Teaching in higher education can be hugely rewarding experience. However, most of us teaching in higher education found our way into this role because we had previously built-up a considerable body of discipline-specific expertise via our research. As a landscape historian, when I first started teaching as a PhD student my first thought was to think about what I wanted to teach (content), rather than HOW I was going to teach (pedagogy). I ‘knew my stuff’ in terms of the history, but was less than confident in designing a pedagogical approach that would ensure that the students learnt what I wanted them to. Continue reading
At the beginning of a new year, are there reasons to be cheerful?
Welcome to the first of my SEDA blogs. I will be writing 15 blogs over the next calendar year and look forward to hearing some of your views on issues relating to teaching and learning. Continue reading
What are SEDA small grants?
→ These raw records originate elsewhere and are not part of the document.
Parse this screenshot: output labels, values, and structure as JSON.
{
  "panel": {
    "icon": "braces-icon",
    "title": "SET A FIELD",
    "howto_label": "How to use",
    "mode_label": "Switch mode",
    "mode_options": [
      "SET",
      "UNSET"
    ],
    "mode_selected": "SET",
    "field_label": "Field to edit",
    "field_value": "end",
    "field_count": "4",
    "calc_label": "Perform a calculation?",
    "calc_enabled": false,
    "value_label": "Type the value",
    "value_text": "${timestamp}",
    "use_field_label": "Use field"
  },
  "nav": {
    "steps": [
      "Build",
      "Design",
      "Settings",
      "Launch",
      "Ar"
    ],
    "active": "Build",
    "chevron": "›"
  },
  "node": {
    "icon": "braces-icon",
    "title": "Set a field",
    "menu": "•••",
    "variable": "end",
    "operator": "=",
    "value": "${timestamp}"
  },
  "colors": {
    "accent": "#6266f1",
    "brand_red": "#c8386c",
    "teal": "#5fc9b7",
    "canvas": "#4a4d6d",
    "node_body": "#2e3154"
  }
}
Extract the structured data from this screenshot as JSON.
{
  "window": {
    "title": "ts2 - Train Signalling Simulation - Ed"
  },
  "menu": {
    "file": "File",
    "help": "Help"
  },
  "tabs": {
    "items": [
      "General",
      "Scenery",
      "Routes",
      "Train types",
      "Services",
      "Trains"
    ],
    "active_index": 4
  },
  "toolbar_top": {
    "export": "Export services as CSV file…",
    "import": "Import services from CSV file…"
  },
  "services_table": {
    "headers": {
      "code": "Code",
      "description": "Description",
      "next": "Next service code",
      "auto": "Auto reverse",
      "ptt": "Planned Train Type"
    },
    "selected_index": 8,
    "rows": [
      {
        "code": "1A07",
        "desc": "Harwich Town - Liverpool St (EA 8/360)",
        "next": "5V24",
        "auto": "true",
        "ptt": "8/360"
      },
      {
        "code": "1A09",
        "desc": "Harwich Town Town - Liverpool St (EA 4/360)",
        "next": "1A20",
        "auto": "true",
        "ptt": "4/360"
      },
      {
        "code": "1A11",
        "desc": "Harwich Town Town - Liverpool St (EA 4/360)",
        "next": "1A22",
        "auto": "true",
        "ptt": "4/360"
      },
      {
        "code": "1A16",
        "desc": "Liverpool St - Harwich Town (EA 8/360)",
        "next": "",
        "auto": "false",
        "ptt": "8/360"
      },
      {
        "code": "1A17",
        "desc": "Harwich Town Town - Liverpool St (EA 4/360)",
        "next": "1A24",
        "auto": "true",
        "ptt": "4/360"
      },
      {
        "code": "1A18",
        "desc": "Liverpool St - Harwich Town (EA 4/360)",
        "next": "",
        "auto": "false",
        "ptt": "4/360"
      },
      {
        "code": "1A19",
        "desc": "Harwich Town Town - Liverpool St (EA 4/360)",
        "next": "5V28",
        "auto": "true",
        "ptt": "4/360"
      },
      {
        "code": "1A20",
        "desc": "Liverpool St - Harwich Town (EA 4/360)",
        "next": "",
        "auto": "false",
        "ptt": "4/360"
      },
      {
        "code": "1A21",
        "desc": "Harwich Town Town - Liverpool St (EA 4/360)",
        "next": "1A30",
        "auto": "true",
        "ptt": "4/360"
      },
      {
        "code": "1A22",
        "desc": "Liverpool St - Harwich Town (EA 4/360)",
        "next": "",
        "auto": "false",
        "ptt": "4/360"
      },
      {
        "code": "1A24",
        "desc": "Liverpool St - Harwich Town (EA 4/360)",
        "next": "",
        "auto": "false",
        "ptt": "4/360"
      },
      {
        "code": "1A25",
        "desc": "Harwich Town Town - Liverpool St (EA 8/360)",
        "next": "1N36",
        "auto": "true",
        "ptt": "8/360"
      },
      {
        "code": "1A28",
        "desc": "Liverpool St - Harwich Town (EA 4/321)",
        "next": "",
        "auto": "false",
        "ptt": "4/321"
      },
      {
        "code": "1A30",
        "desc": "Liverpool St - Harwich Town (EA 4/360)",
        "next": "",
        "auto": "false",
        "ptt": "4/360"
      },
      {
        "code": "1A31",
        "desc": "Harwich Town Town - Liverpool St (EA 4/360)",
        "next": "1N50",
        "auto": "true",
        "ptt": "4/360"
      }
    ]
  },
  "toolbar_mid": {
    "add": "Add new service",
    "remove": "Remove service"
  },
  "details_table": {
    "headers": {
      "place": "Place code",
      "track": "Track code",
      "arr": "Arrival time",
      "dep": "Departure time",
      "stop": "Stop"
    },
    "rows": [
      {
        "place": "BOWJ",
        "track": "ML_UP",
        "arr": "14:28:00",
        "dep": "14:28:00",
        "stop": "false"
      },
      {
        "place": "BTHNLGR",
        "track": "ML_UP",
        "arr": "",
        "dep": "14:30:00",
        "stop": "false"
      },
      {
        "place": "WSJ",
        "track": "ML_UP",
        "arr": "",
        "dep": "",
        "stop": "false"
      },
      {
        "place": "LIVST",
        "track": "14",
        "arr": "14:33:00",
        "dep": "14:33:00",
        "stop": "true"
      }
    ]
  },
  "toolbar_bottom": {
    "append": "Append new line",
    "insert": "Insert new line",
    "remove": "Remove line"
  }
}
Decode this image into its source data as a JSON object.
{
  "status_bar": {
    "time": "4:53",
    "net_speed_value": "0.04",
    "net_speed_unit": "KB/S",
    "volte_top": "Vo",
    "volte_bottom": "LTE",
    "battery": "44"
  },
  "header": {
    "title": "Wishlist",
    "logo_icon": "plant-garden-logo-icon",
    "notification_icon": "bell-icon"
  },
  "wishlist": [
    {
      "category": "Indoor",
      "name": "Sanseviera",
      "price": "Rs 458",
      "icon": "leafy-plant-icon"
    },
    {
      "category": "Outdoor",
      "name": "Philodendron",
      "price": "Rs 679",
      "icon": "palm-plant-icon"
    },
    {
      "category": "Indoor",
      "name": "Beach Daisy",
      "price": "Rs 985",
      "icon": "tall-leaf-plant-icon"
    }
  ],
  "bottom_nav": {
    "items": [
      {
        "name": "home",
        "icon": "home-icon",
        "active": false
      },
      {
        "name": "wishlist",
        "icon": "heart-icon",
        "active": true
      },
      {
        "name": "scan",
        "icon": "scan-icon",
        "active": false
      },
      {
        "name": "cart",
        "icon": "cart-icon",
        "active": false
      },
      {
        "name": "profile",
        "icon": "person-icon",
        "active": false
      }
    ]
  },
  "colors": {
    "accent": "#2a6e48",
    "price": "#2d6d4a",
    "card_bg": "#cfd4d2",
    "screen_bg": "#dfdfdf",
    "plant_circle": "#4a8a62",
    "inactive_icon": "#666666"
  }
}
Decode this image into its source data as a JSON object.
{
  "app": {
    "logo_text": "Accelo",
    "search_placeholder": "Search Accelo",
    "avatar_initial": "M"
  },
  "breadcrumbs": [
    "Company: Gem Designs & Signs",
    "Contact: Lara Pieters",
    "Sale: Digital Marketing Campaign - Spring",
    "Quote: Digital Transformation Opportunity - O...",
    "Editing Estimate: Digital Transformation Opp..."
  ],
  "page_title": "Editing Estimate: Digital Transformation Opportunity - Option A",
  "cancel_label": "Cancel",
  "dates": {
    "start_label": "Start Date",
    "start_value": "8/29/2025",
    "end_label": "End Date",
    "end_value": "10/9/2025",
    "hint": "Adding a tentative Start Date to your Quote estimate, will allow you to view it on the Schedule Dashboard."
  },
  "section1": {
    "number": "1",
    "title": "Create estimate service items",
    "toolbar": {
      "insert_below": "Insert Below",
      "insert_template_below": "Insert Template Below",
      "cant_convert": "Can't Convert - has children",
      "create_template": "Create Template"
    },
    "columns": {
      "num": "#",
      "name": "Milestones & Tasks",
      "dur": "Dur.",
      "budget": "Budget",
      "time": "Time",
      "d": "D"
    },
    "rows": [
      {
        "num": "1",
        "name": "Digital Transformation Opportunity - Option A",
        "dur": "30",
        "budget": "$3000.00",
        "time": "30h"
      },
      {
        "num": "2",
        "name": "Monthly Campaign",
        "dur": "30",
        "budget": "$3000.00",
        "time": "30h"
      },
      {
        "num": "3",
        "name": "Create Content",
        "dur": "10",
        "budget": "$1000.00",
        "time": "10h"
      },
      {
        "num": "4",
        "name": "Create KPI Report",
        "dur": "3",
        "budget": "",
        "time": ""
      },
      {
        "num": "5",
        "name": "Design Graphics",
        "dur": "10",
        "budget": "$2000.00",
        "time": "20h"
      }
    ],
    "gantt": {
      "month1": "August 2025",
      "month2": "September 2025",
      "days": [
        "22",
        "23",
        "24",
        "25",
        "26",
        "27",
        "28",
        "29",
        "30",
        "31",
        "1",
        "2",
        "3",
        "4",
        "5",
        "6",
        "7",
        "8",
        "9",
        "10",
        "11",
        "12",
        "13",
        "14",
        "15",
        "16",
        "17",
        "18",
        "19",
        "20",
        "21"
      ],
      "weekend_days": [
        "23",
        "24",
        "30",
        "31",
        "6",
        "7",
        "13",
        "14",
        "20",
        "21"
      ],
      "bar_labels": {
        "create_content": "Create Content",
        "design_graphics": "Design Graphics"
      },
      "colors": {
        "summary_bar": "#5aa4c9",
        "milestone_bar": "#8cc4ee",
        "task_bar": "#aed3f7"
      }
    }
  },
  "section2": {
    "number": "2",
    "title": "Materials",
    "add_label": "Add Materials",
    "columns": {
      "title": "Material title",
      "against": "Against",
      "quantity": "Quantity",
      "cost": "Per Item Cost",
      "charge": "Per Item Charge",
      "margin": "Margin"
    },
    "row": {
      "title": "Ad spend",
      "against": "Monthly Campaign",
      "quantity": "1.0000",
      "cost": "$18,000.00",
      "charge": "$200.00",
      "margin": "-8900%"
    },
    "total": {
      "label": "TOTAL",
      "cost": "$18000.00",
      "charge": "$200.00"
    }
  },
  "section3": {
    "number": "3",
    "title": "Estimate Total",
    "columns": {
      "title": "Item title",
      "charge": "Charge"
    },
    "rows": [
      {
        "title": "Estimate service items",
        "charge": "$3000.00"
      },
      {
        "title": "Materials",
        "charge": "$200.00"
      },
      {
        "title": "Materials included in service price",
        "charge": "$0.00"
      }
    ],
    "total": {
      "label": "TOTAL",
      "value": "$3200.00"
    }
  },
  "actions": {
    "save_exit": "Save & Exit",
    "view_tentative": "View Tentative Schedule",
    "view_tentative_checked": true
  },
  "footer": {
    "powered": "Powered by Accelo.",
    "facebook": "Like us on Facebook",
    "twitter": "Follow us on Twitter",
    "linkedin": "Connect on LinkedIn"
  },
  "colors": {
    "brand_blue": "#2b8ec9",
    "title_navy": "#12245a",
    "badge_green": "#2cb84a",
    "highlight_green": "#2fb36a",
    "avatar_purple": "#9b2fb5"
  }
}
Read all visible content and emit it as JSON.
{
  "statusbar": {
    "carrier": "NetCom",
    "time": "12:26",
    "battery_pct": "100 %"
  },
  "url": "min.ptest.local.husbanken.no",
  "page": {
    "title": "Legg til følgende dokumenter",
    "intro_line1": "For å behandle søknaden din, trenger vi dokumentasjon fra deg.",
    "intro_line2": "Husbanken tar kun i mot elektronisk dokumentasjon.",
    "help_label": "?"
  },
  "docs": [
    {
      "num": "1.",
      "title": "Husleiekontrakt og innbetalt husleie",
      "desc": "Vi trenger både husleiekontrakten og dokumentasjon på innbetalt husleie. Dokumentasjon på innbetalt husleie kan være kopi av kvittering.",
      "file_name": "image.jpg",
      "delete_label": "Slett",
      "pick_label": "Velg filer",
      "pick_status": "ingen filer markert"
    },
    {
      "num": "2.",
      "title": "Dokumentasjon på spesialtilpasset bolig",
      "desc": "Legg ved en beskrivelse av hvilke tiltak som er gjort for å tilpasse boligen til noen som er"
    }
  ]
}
SEDA small grants continue to be a very sought-after source of support for researchers wanting to learn more about issues associated with educational development. They are available to provide support for research and evaluation in staff and educational development with the aim of continued improvement in the quality and understanding of educational development practices. Examples of the types of projects which have been completed span a wide range of themes including building and evaluating the impact of fellowship (Wisker, 2004); CPD habitus and the UK Professional Standards Framework (Hall, 2007); integrating the student voice into the PGCert (Peat, 2009); how to get academic peers to develop their scholarly activity (Parker and Quinsee, 2011) and developing a shared situational judgement/case-based training resource for supporting the development of Graduate Teaching Assistants in Higher Education (Mountford-Zimdars et al., 2016). Examples of previous reports can be found on the SEDA web-site. Continue reading
I have been undertaking educational development activity for many years. For about a decade of those years I was working in nurse education and was fortunate enough to be involved in the setting up of an education development unit in a school of nursing and midwifery. In 2008 I moved into a central role in the across institution Centre for Education and Academic Practice. As with many other centres ours has changed its name over the years. I have always been fortunate to have great colleagues to work with however it was not until my move the central centre that I became aware of SEDA and its work. I went along to a conference with a colleague and presented and was suddenly part of this great community of people who were supportive, asked about your work and offered comments and suggestions. Over the few days at the conference I realised how this was a network that I really wanted to be part of and share my work as well as learn from others. Not doing things in a moderate fashion, and encouraged by Julie Hall, I jumped with both feet and offered to join the conference and events committee that just happened to have some space on it. Did I know what I was doing in terms of workload etc. no, BUT I did know this was one of the most supportive groups of people I had been able to discuss education developments with. Continue reading